Children with autism spectrum disorder (ASD) can have a wide range of symptoms, ranging from mild to severe. Although there is no medical test for autism, it can be diagnosed through professional evaluation and comparisons. Being diagnosed with autism does not mean you cannot go on to live a full, productive, and meaningful life. With the help of early detection and intervention, the lives of people with autism and their families can be greatly improved.

What Is Autism Spectrum Disorder?

Autism spectrum disorder is a complex neurological and developmental disorder that can affect language, thinking, feeling, and the ability to interact with others. According to the Centers for Disease Control and Prevention (CDC), an estimated 1 in 68 children is identified as having autism spectrum disorder. Of these diagnosed, boys are statistically more likely to demonstrate signs of autism.  

Common Types of Autism Spectrum Disorder

There are three primary types of autism spectrum disorder:

Autistic Disorder

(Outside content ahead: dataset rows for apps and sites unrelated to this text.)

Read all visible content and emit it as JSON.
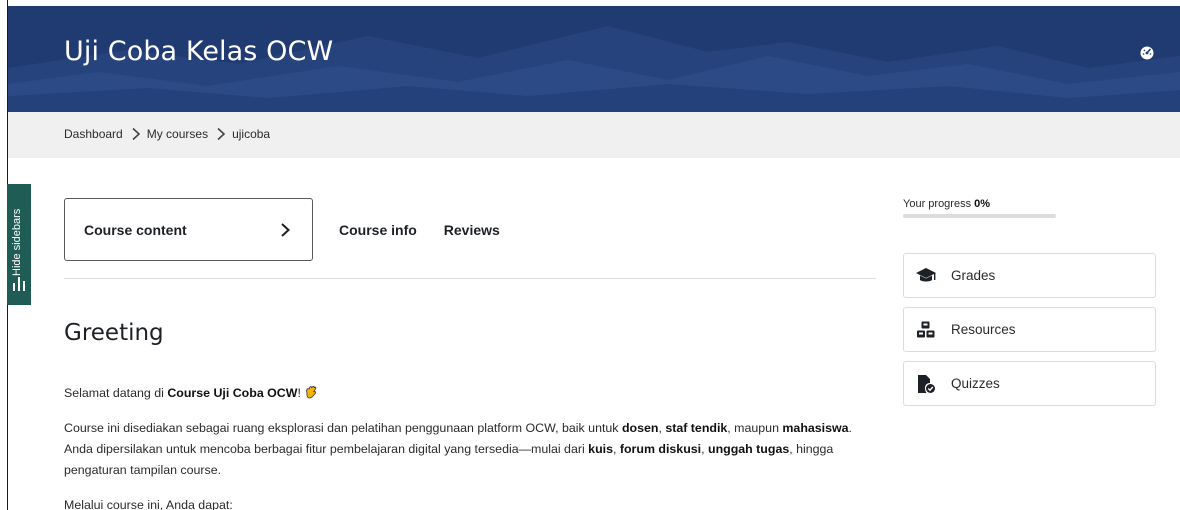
{
  "header": {
    "course_title": "Uji Coba Kelas OCW",
    "colors": {
      "bg": "#1f3b72",
      "accent": "#1f5c55"
    }
  },
  "breadcrumb": {
    "items": [
      "Dashboard",
      "My courses",
      "ujicoba"
    ]
  },
  "sidebar_toggle": {
    "label": "Hide sidebars"
  },
  "tabs": [
    {
      "label": "Course content",
      "active": true
    },
    {
      "label": "Course info",
      "active": false
    },
    {
      "label": "Reviews",
      "active": false
    }
  ],
  "section": {
    "title": "Greeting",
    "p1": {
      "before": "Selamat datang di ",
      "bold": "Course Uji Coba OCW",
      "after": "!"
    },
    "p2": {
      "t1": "Course ini disediakan sebagai ruang eksplorasi dan pelatihan penggunaan platform OCW, baik untuk ",
      "b1": "dosen",
      "t2": ", ",
      "b2": "staf tendik",
      "t3": ", maupun ",
      "b3": "mahasiswa",
      "t4": ". Anda dipersilakan untuk mencoba berbagai fitur pembelajaran digital yang tersedia—mulai dari ",
      "b4": "kuis",
      "t5": ", ",
      "b5": "forum diskusi",
      "t6": ", ",
      "b6": "unggah tugas",
      "t7": ", hingga pengaturan tampilan course."
    },
    "p3": "Melalui course ini, Anda dapat:"
  },
  "progress": {
    "label": "Your progress ",
    "value_text": "0%",
    "value": 0
  },
  "side_links": [
    {
      "label": "Grades",
      "icon": "graduation-cap-icon"
    },
    {
      "label": "Resources",
      "icon": "cubes-icon"
    },
    {
      "label": "Quizzes",
      "icon": "file-check-icon"
    }
  ]
}
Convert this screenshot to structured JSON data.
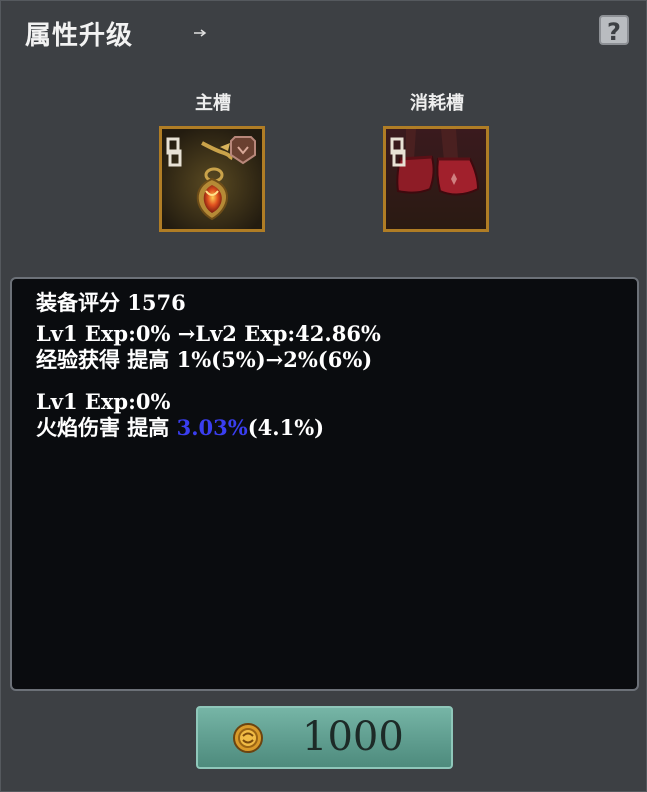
{
  "header": {
    "title": "属性升级",
    "help_icon_glyph": "?"
  },
  "slots": {
    "main_label": "主槽",
    "consume_label": "消耗槽",
    "main_item_icon": "amulet-icon",
    "consume_item_icon": "red-boots-icon"
  },
  "info": {
    "score": "装备评分 1576",
    "line1": "Lv1 Exp:0% →Lv2 Exp:42.86%",
    "line2": "经验获得 提高 1%(5%)→2%(6%)",
    "line3": "Lv1 Exp:0%",
    "line4_prefix": "火焰伤害 提高 ",
    "line4_highlight": "3.03%",
    "line4_suffix": "(4.1%)"
  },
  "cost_button": {
    "icon": "gold-coin-icon",
    "amount": "1000"
  },
  "colors": {
    "panel_bg": "#3d4044",
    "info_bg": "#0a0c0f",
    "highlight": "#3a3ef0",
    "slot_border": "#b07d25",
    "button": "#5f9d8f"
  }
}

  • Also referred to as “classic” autism, this is the most common type of autism. It is often categorized by significant struggles with communication and social skills, language delays, and unusual patterns of behavior.

Asperger Syndrome

  • Most people with Asperger syndrome tend to have milder autistic symptoms, including social challenges and peculiar behaviors, but do not have problems with language or intellectual impairments.

Pervasive Developmental Disorder

  • When people fall between Asperger syndrome and autistic disorder, they are often diagnosed with Pervasive Developmental Disorder (PDD-NOS). The symptoms of PDD-NOS are often milder than autistic disorders and usually pertain to social and communicative challenges.

Characteristics of Autism Spectrum Disorder

While some children will begin to show signs of autism during early infancy (e.g. reduced eye contact, lack of response to their name, general indifference toward caregivers, language or social skill loss, etc.), others may not begin to exhibit signs until later in life. However, most children begin to show signs by the age of two. Below are some common signs displayed by children with autism spectrum disorder.

Social Skills and Interactions

  • Not responding to his or her name by 12 months of age
  • Resists cuddling, closeness, and holding, and seems to prefer being alone
  • Not showing interests (pointing, acknowledging, etc.) in objects nearby
  • Has difficulty interpreting facial expressions and recognizing social cues
  • Doesn’t demonstrate eye contact or display many facial expressions

Patterns of Behavior

  • Regularly engages in repetitive movements like rocking, spinning, or hand flapping
  • Fixates on objects, tasks, or interests with irregular intensity
  • Becomes severely disturbed by minor changes or disruptions in routine or rituals
  • Prone to behavior that could cause self-harm—biting, head-banging, etc.
  • Is ultra-sensitive to sound, light, smells, taste, or touch
  • Has no interest in pretending and playing imaginatively by 18 months

Treating and Living With Autism

Being diagnosed with autism does not mean you can not go on to live a full, independent, and productive life. However, early detection, diagnosis, and treatment are essential to reducing the symptoms of autism and, therefore, improving the quality of life for those suffering from autism and their families. If you have a strong concern that your child may be exhibiting signs of autism, then a professional evaluation and assessment should absolutely performed. Though children will not outgrow or completely overcome autism spectrum disorder symptoms, they can learn to improve behavior, skills, communication, and more.

At FUNctionabilities, we address ASD through the following skill-oriented therapies:

After assessing your child’s individual needs, we are able to use our evidence-based treatments to address the following areas of a child’s development:

  • Social skills
  • Play skills
  • Daily living skills
  • Community skills
  • Emotional reciprocity
  • Attention and focus
  • Imitation and repetitive behaviors
  • Sensory sensitivity
  • Fine and gross motor skills
  • And more

At FUNctionabilities, we leverage our evidence-based therapies, methods, and facility to tailor personalized autism therapy plans. In addition to having a committed and highly trained staff, a key component of our pediatric therapy is our sensory-rich environment. This specialized facility allows us to provide highly effective treatment in a fun, stress-free environment, which is one of our main goals: make therapy fun so your child is “Learning to Play” and “Playing to Learn.” Contact us today to learn more or to schedule an evaluation!